THE TASK: Go through the entries, filter for the word "label", and copy every line that has it.

Segment Start: THE RECORDS

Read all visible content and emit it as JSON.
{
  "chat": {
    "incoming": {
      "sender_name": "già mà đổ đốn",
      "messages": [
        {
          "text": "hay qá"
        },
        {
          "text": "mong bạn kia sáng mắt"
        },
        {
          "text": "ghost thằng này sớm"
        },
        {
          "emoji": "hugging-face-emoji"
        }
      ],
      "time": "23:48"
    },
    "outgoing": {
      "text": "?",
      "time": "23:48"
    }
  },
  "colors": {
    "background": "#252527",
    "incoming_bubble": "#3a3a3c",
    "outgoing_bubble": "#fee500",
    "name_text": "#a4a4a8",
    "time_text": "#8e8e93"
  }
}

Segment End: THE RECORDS
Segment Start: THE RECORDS

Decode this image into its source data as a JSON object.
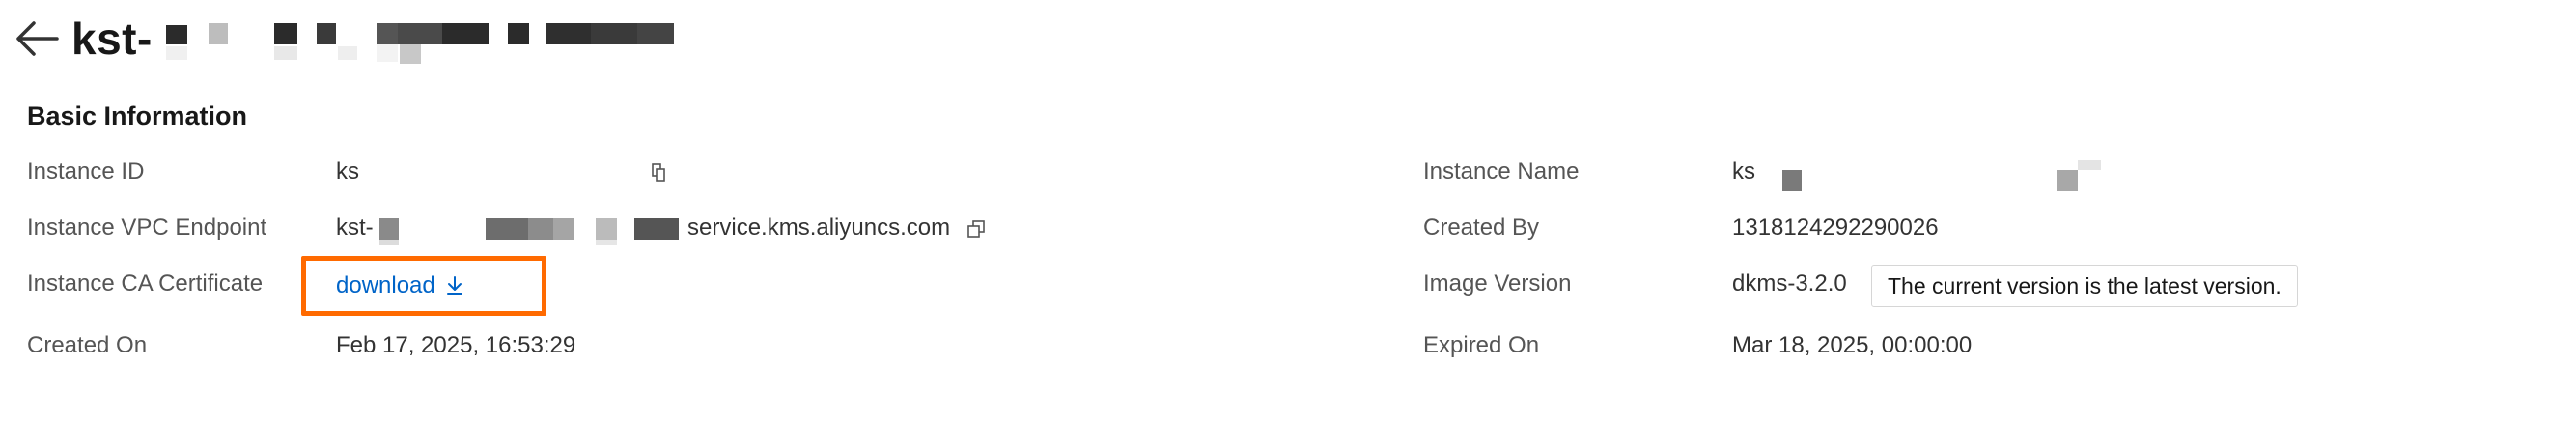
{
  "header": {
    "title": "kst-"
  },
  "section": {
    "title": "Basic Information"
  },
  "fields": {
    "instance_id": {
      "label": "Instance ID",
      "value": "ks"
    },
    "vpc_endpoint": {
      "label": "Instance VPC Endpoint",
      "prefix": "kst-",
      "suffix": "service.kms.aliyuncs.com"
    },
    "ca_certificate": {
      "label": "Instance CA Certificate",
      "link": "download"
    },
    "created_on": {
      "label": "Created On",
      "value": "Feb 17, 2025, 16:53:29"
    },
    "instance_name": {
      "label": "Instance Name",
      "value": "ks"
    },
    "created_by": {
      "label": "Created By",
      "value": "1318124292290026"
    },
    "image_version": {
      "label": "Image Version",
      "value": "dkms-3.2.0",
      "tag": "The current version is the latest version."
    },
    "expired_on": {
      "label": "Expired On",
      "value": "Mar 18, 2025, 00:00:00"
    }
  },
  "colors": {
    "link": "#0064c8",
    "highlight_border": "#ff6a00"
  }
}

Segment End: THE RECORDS

ANSWER BOX:
      "label": "Instance ID",
      "label": "Instance VPC Endpoint",
      "label": "Instance CA Certificate",
      "label": "Created On",
      "label": "Instance Name",
      "label": "Created By",
      "label": "Image Version",
      "label": "Expired On",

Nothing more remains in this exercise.